_About this exercise_
Show all lines containing "текста" from the data below.

(Entries from a dataset of interfaces)
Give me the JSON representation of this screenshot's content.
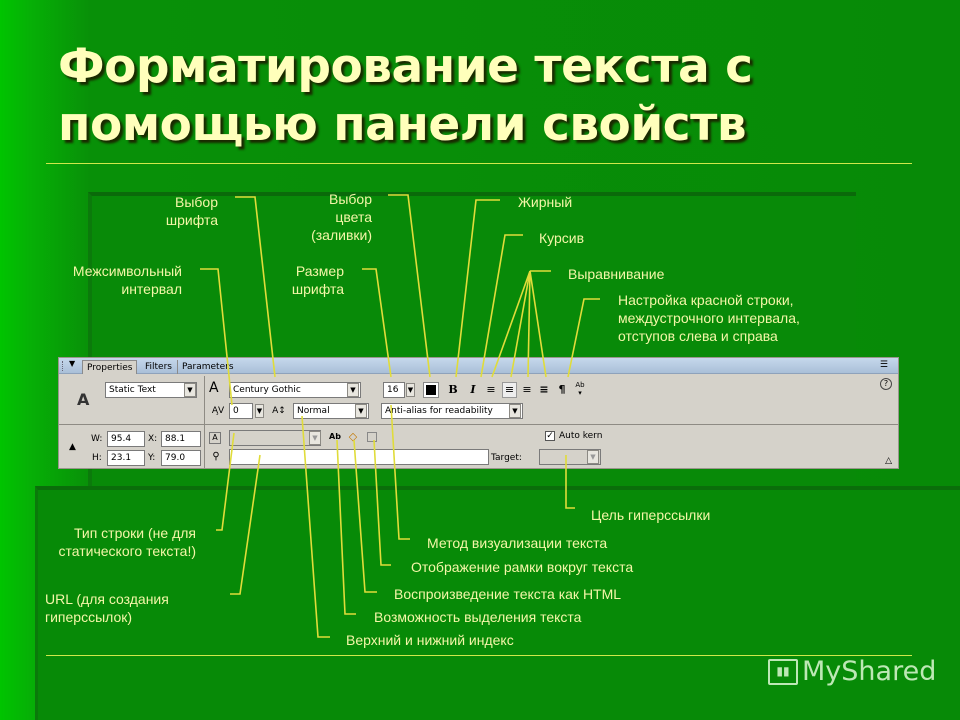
{
  "slide": {
    "title_line1": "Форматирование текста с",
    "title_line2": "помощью панели свойств",
    "colors": {
      "background": "#078a07",
      "title": "#ffffbb",
      "label": "#f4f6a8",
      "leader": "#e0dc3a",
      "rule": "#cfe84a"
    }
  },
  "labels": {
    "font_choice": [
      "Выбор",
      "шрифта"
    ],
    "fill_color": [
      "Выбор",
      "цвета",
      "(заливки)"
    ],
    "bold": "Жирный",
    "italic": "Курсив",
    "letter_spacing": [
      "Межсимвольный",
      "интервал"
    ],
    "font_size": [
      "Размер",
      "шрифта"
    ],
    "alignment": "Выравнивание",
    "paragraph": [
      "Настройка красной строки,",
      "междустрочного интервала,",
      "отступов слева и справа"
    ],
    "line_type": [
      "Тип строки (не для",
      "статического текста!)"
    ],
    "url": [
      "URL (для создания",
      "гиперссылок)"
    ],
    "link_target": "Цель гиперссылки",
    "render_method": "Метод визуализации текста",
    "show_border": "Отображение рамки вокруг текста",
    "render_html": "Воспроизведение текста как HTML",
    "selectable": "Возможность выделения текста",
    "sub_superscript": "Верхний и нижний индекс"
  },
  "panel": {
    "tabs": [
      "Properties",
      "Filters",
      "Parameters"
    ],
    "text_type": "Static Text",
    "font_name": "Century Gothic",
    "font_size": "16",
    "letter_spacing": "0",
    "baseline": "Normal",
    "anti_alias": "Anti-alias for readability",
    "w_label": "W:",
    "w_value": "95.4",
    "h_label": "H:",
    "h_value": "23.1",
    "x_label": "X:",
    "x_value": "88.1",
    "y_label": "Y:",
    "y_value": "79.0",
    "auto_kern_label": "Auto kern",
    "auto_kern_checked": true,
    "target_label": "Target:",
    "url_value": "",
    "fill_color": "#000000",
    "icons": {
      "bold": "B",
      "italic": "I",
      "paragraph": "¶",
      "help": "?",
      "text_tool": "A",
      "lock": "🔒",
      "collapse": "▼",
      "expand": "△"
    }
  },
  "watermark": {
    "brand": "MyShared"
  }
}
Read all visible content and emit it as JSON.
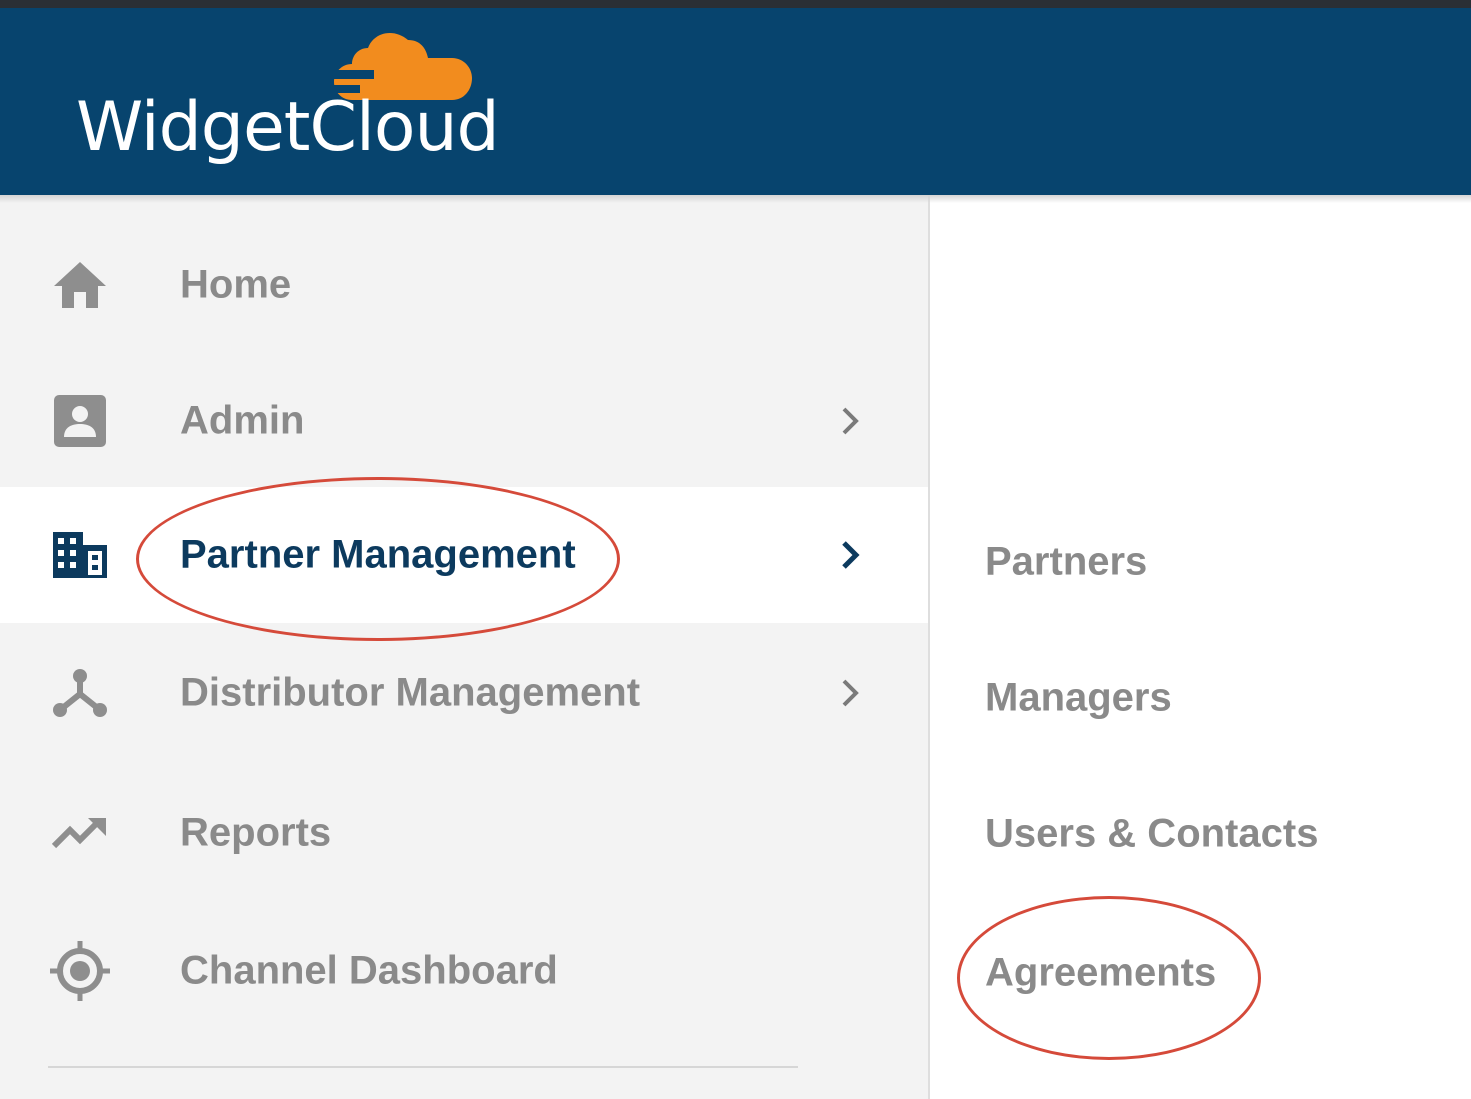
{
  "header": {
    "brand": "WidgetCloud",
    "background_color": "#07446e",
    "logo_icon": "cloud-icon",
    "logo_color": "#f28c1e"
  },
  "sidebar": {
    "items": [
      {
        "label": "Home",
        "icon": "home-icon",
        "has_submenu": false
      },
      {
        "label": "Admin",
        "icon": "user-card-icon",
        "has_submenu": true
      },
      {
        "label": "Partner Management",
        "icon": "building-icon",
        "has_submenu": true,
        "active": true
      },
      {
        "label": "Distributor Management",
        "icon": "hub-icon",
        "has_submenu": true
      },
      {
        "label": "Reports",
        "icon": "trending-up-icon",
        "has_submenu": false
      },
      {
        "label": "Channel Dashboard",
        "icon": "target-icon",
        "has_submenu": false
      }
    ],
    "active_text_color": "#0c3a5e",
    "text_color": "#8a8a8a"
  },
  "submenu": {
    "items": [
      {
        "label": "Partners"
      },
      {
        "label": "Managers"
      },
      {
        "label": "Users & Contacts"
      },
      {
        "label": "Agreements"
      }
    ]
  },
  "annotations": {
    "color": "#d54a3a",
    "circled": [
      "Partner Management",
      "Agreements"
    ]
  }
}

_Expected answer_
    "title_line1": "Форматирование текста с",
      "статического текста!)"
    "render_method": "Метод визуализации текста",
    "show_border": "Отображение рамки вокруг текста",
    "render_html": "Воспроизведение текста как HTML",
    "selectable": "Возможность выделения текста",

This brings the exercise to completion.